Taxpayers have been losing money on public-lands grazing, and now the feds have a solution: Charge ranchers even less. Although the Government Accountability Office says the federal grazing program loses $123 million annually, the Forest Service and the BLM plan to cut the fee that ranchers pay to pasture a cow and calf on public land for one month. In 2005, an animal unit month cost $1.79; this year, it will cost $1.56 (HCN, 11/28/05: The Latest Bounce).
From Russia, with love, come drill rigs.
Colorado’s natural gas boom means that 80 drill rigs are
punching new wells full-time in the state — but busy energy
companies need at least 100 more rigs, says John Works, managing

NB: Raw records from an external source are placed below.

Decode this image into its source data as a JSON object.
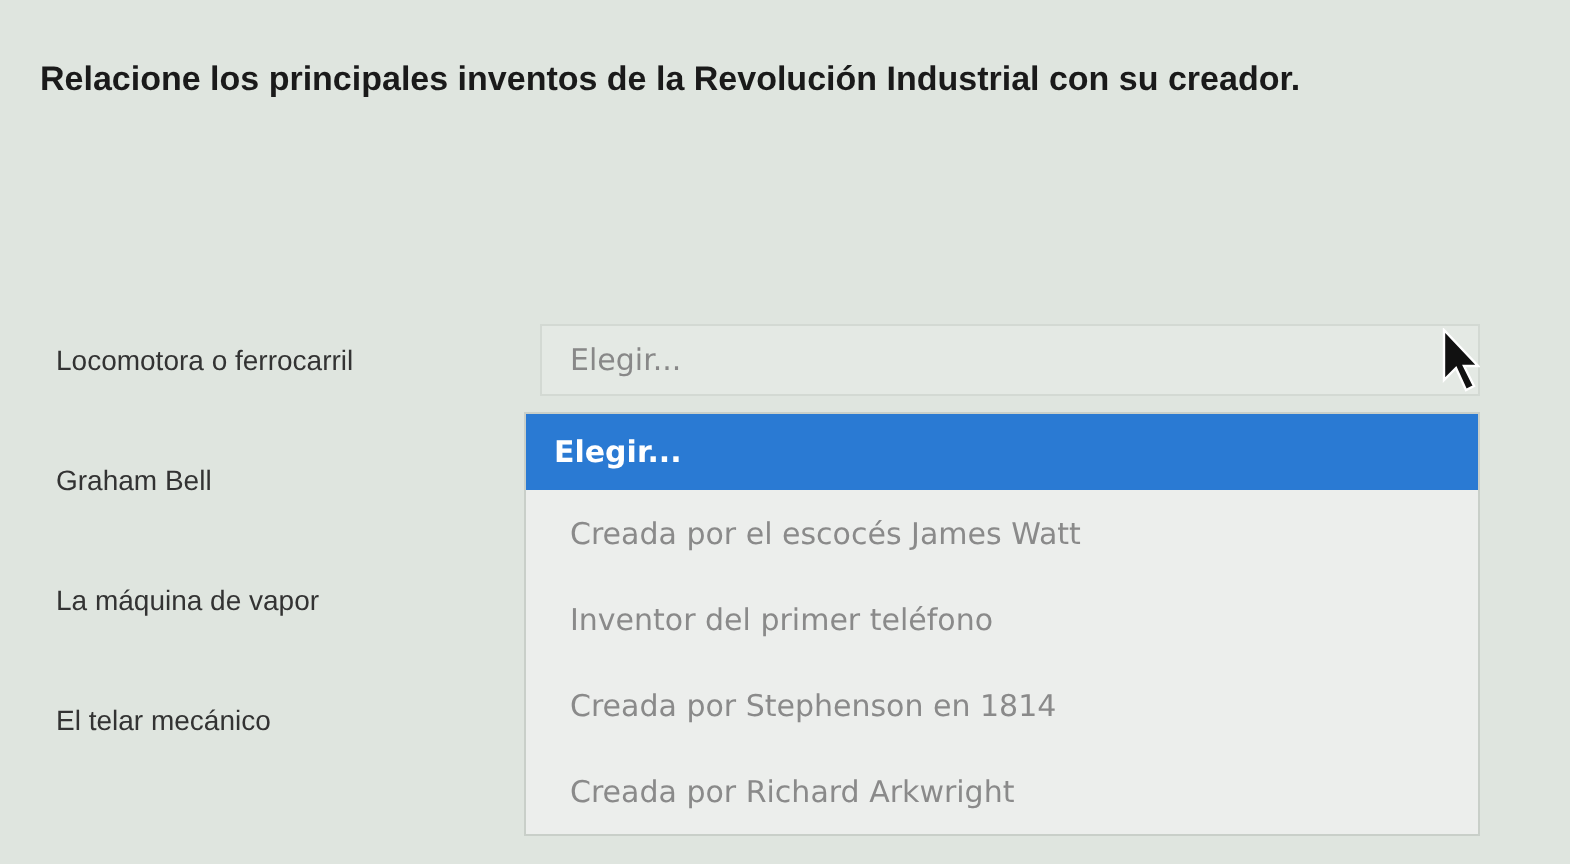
{
  "question": "Relacione los principales inventos de la Revolución Industrial con su creador.",
  "rows": [
    {
      "label": "Locomotora o ferrocarril"
    },
    {
      "label": "Graham Bell"
    },
    {
      "label": "La máquina de vapor"
    },
    {
      "label": "El telar mecánico"
    }
  ],
  "select": {
    "value": "Elegir...",
    "expanded": true
  },
  "options": [
    {
      "label": "Elegir...",
      "selected": true
    },
    {
      "label": "Creada por el escocés James Watt",
      "selected": false
    },
    {
      "label": "Inventor del primer teléfono",
      "selected": false
    },
    {
      "label": "Creada por Stephenson en 1814",
      "selected": false
    },
    {
      "label": "Creada por Richard Arkwright",
      "selected": false
    }
  ]
}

director of Emerging Markets Finance International in Denver. The
industry has been importing Chinese and Canadian drill rigs to meet

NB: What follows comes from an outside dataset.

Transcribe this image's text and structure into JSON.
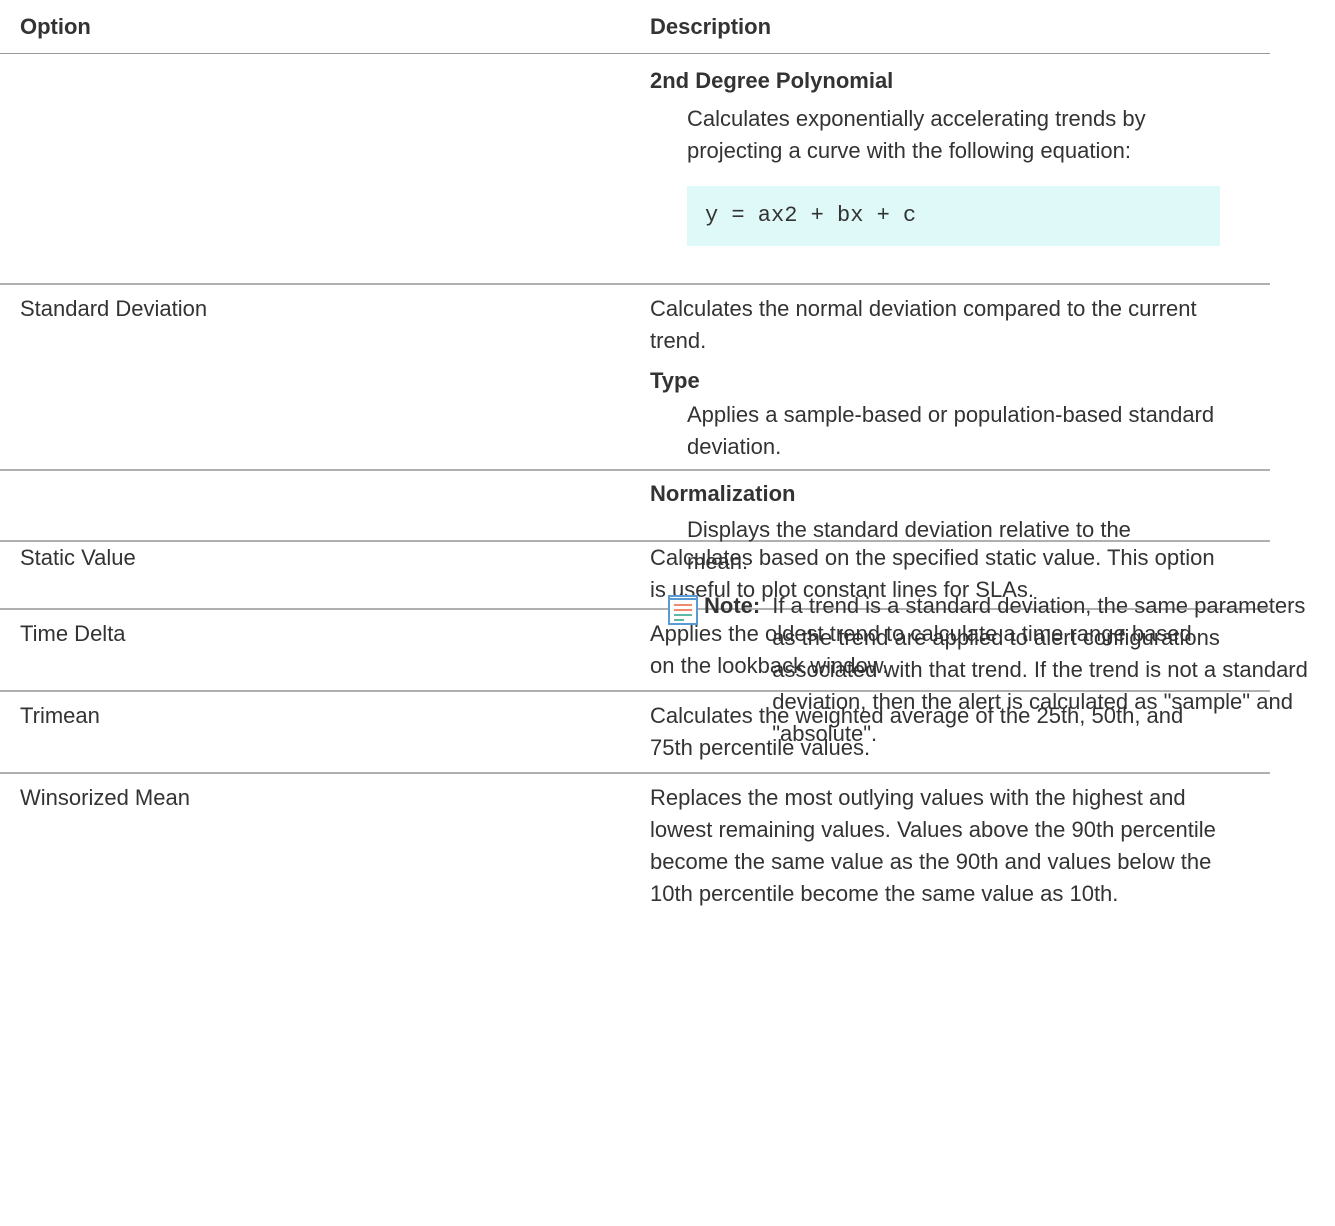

the demand; this spring, Works’ company plans to bring in 15
rigs from Russia and train local crews to run them (HCN, 10/17/05:
Overseas drill rigs head for the West).

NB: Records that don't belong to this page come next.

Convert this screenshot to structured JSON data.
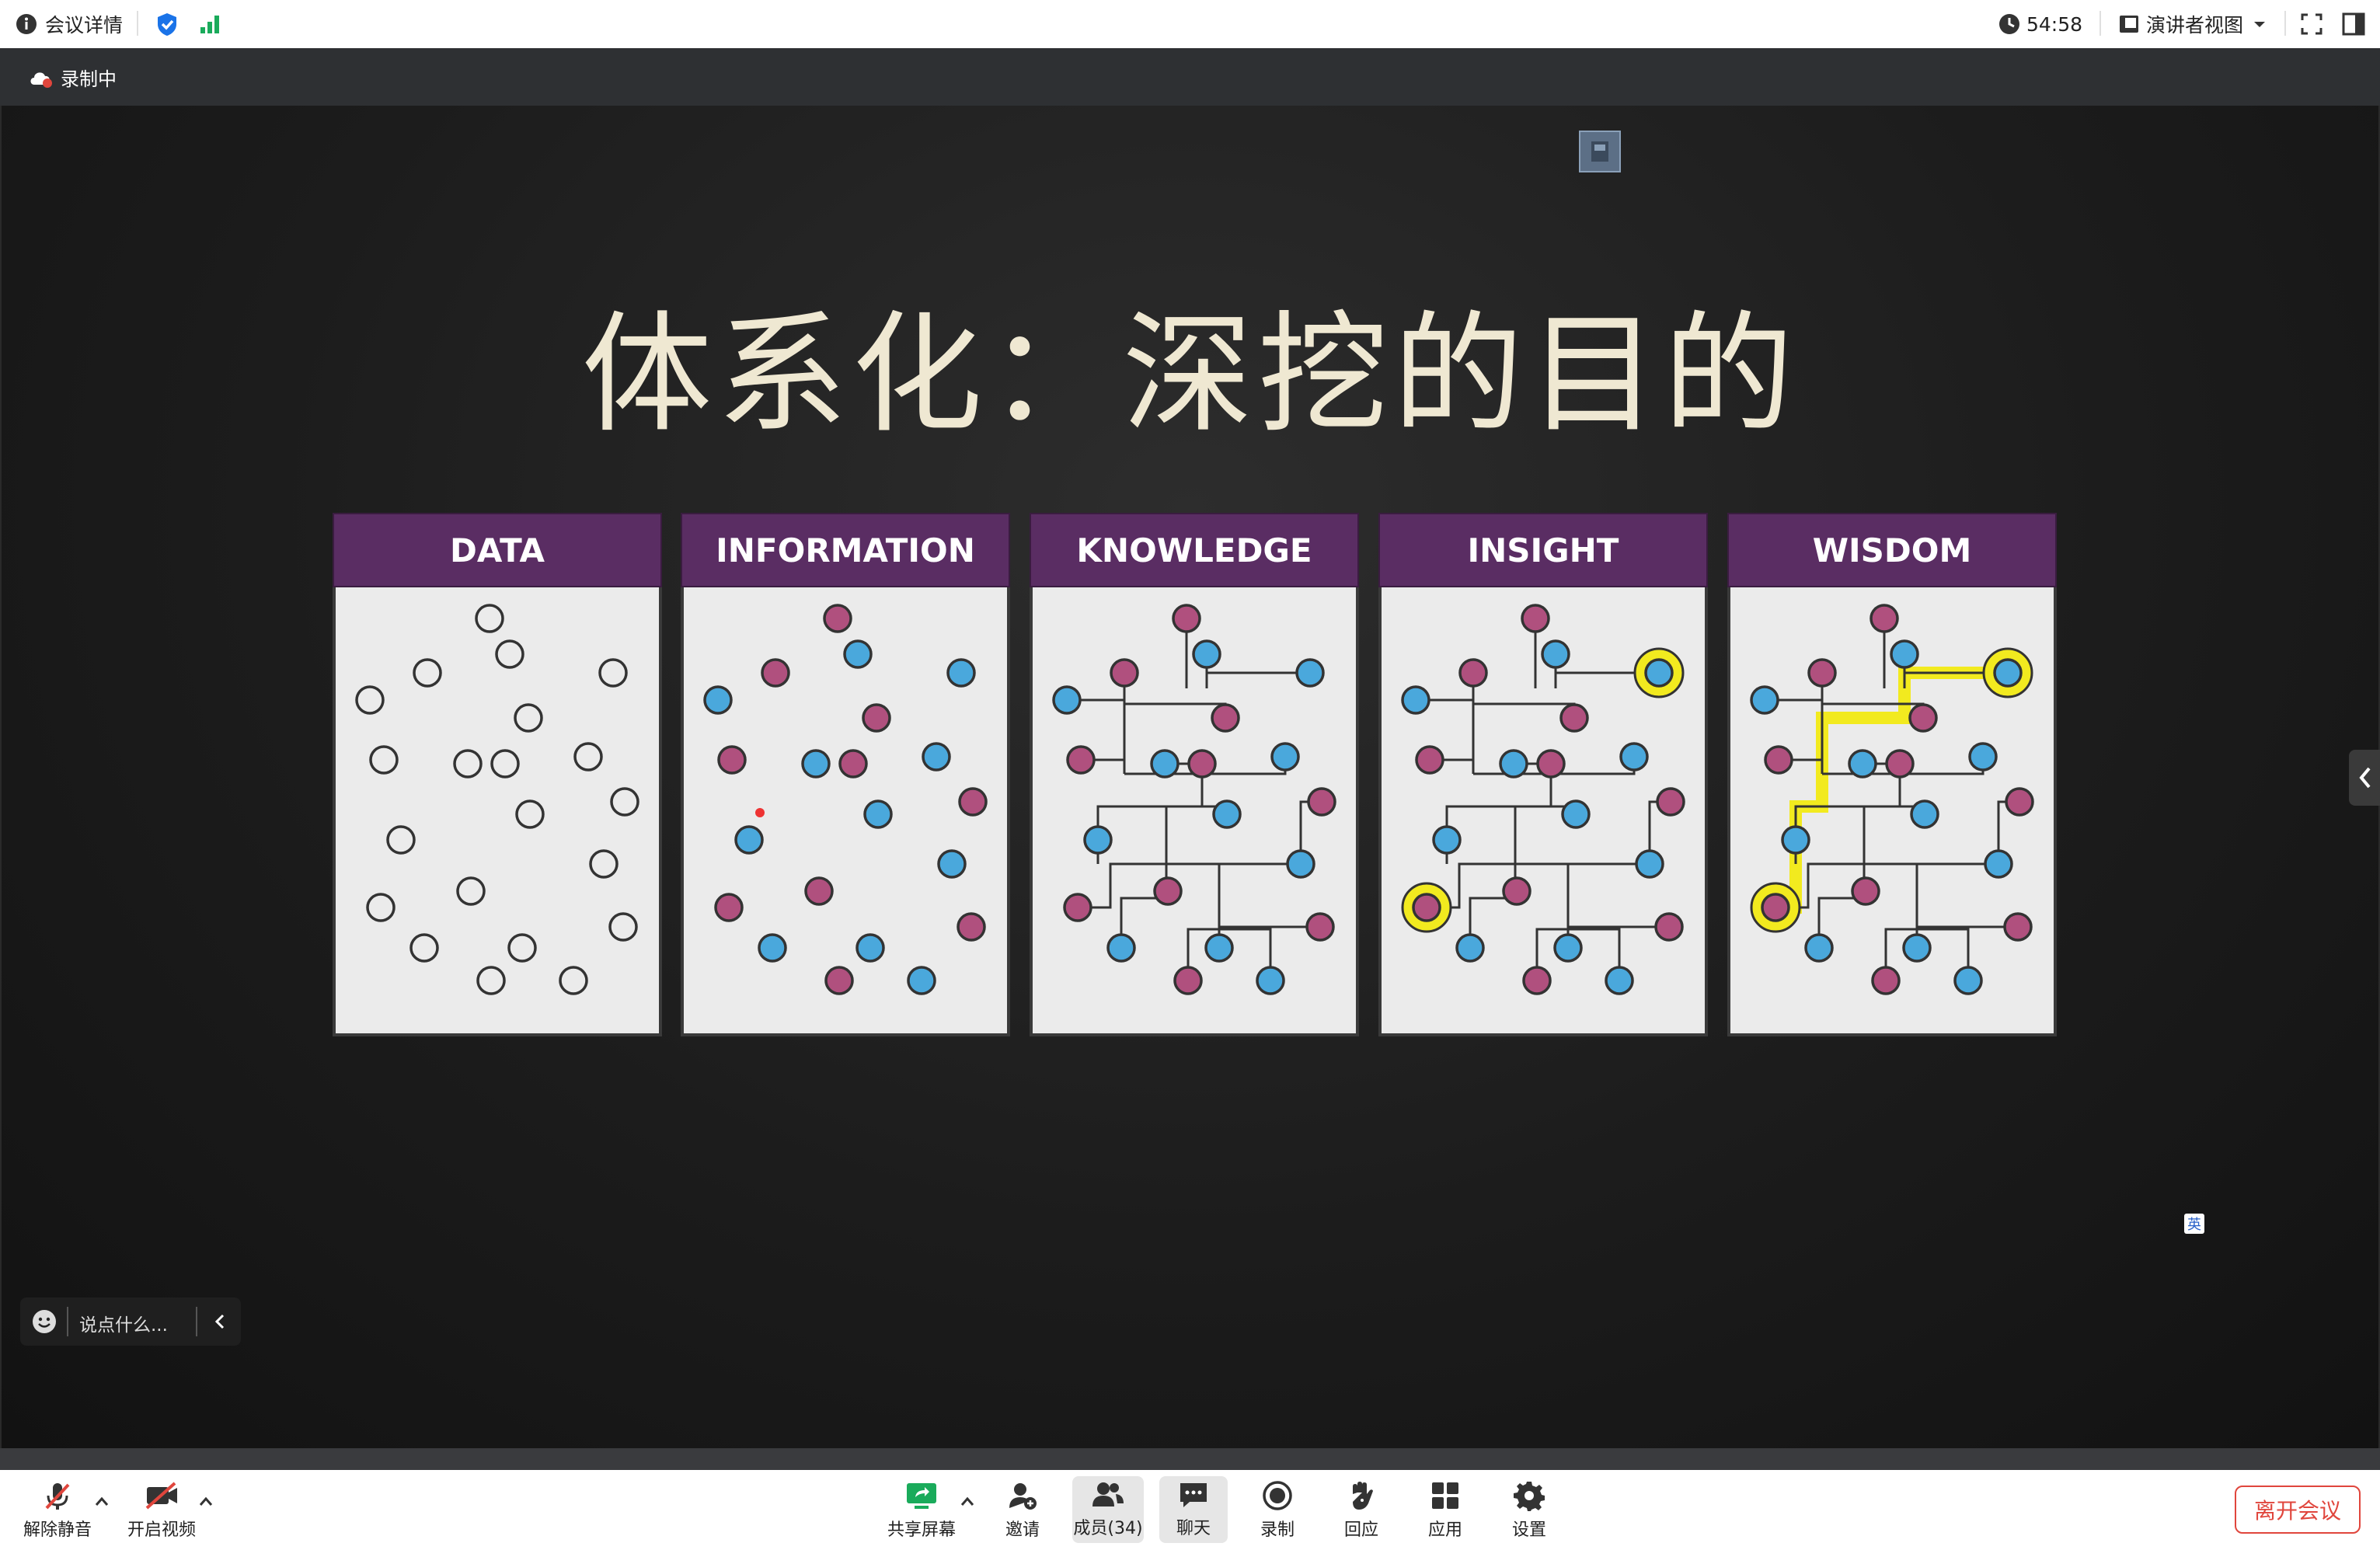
{
  "topbar": {
    "meeting_info": "会议详情",
    "timer": "54:58",
    "view_mode": "演讲者视图"
  },
  "recording": {
    "label": "录制中"
  },
  "slide": {
    "title": "体系化：深挖的目的",
    "panels": [
      {
        "title": "DATA"
      },
      {
        "title": "INFORMATION"
      },
      {
        "title": "KNOWLEDGE"
      },
      {
        "title": "INSIGHT"
      },
      {
        "title": "WISDOM"
      }
    ],
    "small_badge": "英"
  },
  "chat": {
    "placeholder": "说点什么..."
  },
  "toolbar": {
    "mute": "解除静音",
    "video": "开启视频",
    "share": "共享屏幕",
    "invite": "邀请",
    "members": "成员(34)",
    "chat": "聊天",
    "record": "录制",
    "react": "回应",
    "apps": "应用",
    "settings": "设置",
    "leave": "离开会议"
  },
  "colors": {
    "panel_header": "#5a2d63",
    "node_blue": "#4aa8dc",
    "node_magenta": "#b0507e",
    "highlight_yellow": "#f2ea1f",
    "leave_red": "#e0463d",
    "share_green": "#1aab5b"
  }
}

coal-fired power plant gets a big tax break. The
Diné Power Authority plans to give Houston-based Sithe Global
Power a sweet deal, reducing by more than two-thirds the taxes that
Sithe would pay to the Navajo Nation to build and operate the
Desert Rock power plant on the reservation (HCN, 9/5/05: Pollution
for jobs: a fair trade?). All told, the Navajo Nation will get
$530.5 million instead of $1.64 billion during the plant’s
first 25 years.
Washington could become the
sixth Western state to set standards for renewable energy
requirements (HCN, 10/17/05: States lead charge against
global warming). A coalition of labor and environmental groups is
trying to get a measure onto the November ballot that would require
big utilities to get 15 percent of their electricity from renewable
sources by 2020. To the chagrin of the state’s big dam
operators, the measure’s definition of "renewable" does not
include hydroelectric power.